Fulay village was a brief stopover, not for the Hypocolius this time, but for some local craft. A wizened artisan displayed his wood lacquering skills while the colourfully dressed kids gave us some brilliant photo-ops, and for once we were clicking juveniles whom we could identify!
A stony hillock surrounding a small pond formed the perfect foil for Neil’s late morning reptile hunt: a Brooke’s Gecko and a couple of Fat-tailed Scorpions appeared as he left no stone unturned in his quest. A Skink slunk away, and the die-hard birders suggested we do likewise. A Rufousfronted Prinia advised that we head back to our hotel, and we concurred.
Damn the evening session, said Adesh, and we quickly proceeded to a large dam nearby. He suggested that we split up into two groups to explore the area (reminded me of the jailor in Sholay saying “Aadhe yahaan se........etc.”), and one group proceeded to the water’s edge. The wiser ones (i.e. our group) checked out the scrubland around, and followed the telltale signs of a Eurasian Eagle Owl’s presence, but ended up owl-less. Grey-necked Buntings, Peafowl, a pair of Little Minivets and a White-browed Wagtail offered their commiserations, but a couple of Rose-ringed Parakeets subtly reminded us using the Marathi phrase “Popat zhala!” Our only consolation was that the second group also seemed to have had their fair share of ‘popat’, but were rather tight-lipped when invited to discuss it!
Day 5 – 25th Jan 2008
The last day of the trip, and everybody was in the mood to chat – to be precise, as Thomson and Thompson of Tintin fame would put it, the Stoliczka’s Bushchat. We set off for the Naliya grasslands again, this time without any scheduled breaks enroute. A small waterbody did, however, detain us for a moment, as a motley assortment including a Painted Stork, a Black-crowned Night Heron, a Eurasian Spoonbill and some Egrets had decided to enjoy a spot of fishing. They fled at our approach, thinking that we were out phishing for their vital info.
Our entry into the Naliya grasslands was marked by a pair of Black Francolins, whose trail led us to some Chestnutbellied Sandgrouses resting on the ground. Adesh cautioned us to be on the lookout for what looked like female Common Stonechats, as that’s what the Stoliczka’s Bushchat resembles. Soon, a suspect flitted by, and like our investigating agencies, we had convinced ourselves that this was the real McCoy, and had slapped the charges on the unsuspecting soul. After viewing the purported culprit from several angles, and after much thumbing of the Grimmetts and fingering of the Pamela Andersons (not the Baywatch babe, naughty!), it was concluded that the poor girl was indeed a Common Stonechat, and some sanity returned.

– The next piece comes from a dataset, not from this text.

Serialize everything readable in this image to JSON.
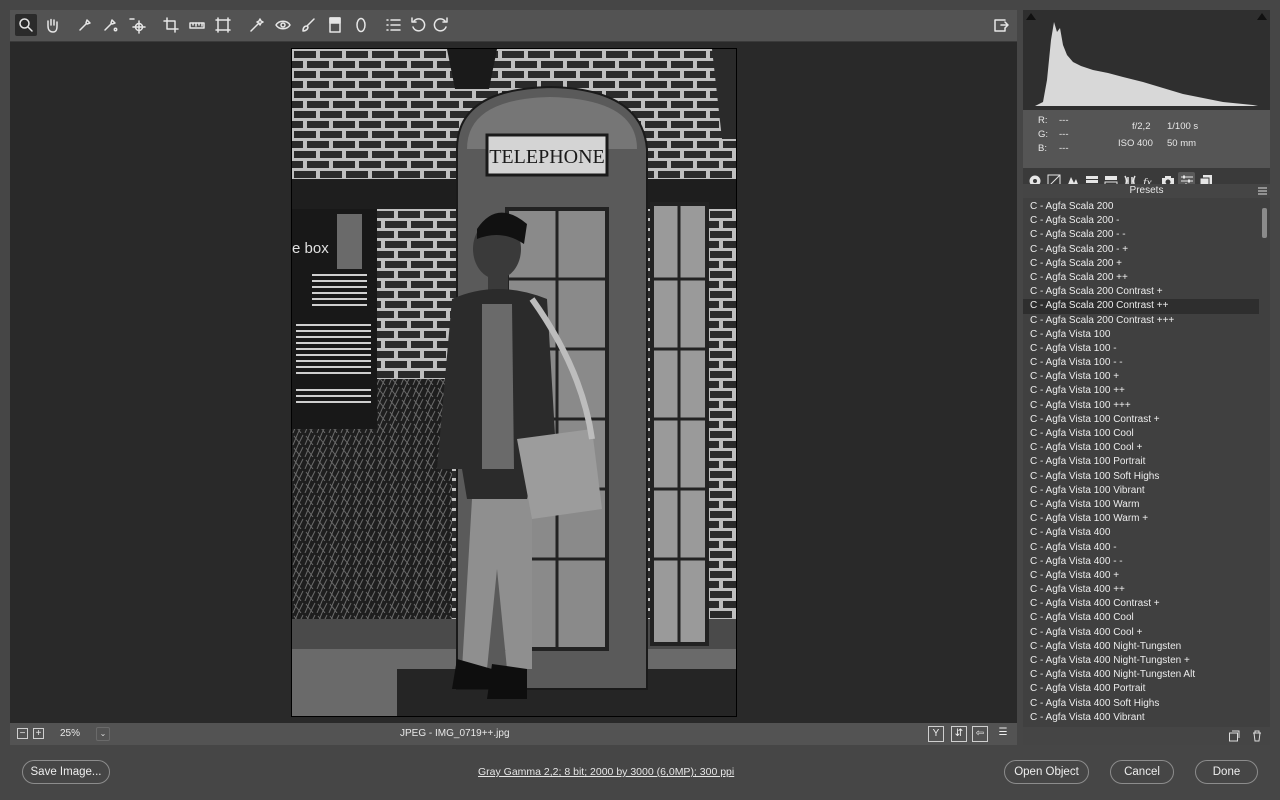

Naliya’s larks and pipits couldn’t engage us for long, and we moved on to the Kunathia grasslands, where the grass was anecdotally greener. A dozen Yellowwattled Lapwings socialising in a rocky patch greeted our arrival with stony stares. Well-fed Spinytained Lizards retreated into their lairs upon seeing Neil, whose tales of reptile-grabbing had reached the saurian world. We encountered birds to the right and birds to the left, posing for the camera – Variable Wheaters, Stonechats, Common Babblers, Crested Larks, all turning up in strength to see us off. A Jungle Cat and a Common Mongoose represented the mammalian farewell party, and all that was missing was a Swan song.
An alert Nightjar would have observed a tired but happy group of birders leaving Bhuj by the night train, and it is rumoured that the engine’s hoot was echoed by a Shorteared Owl sitting near the signal post.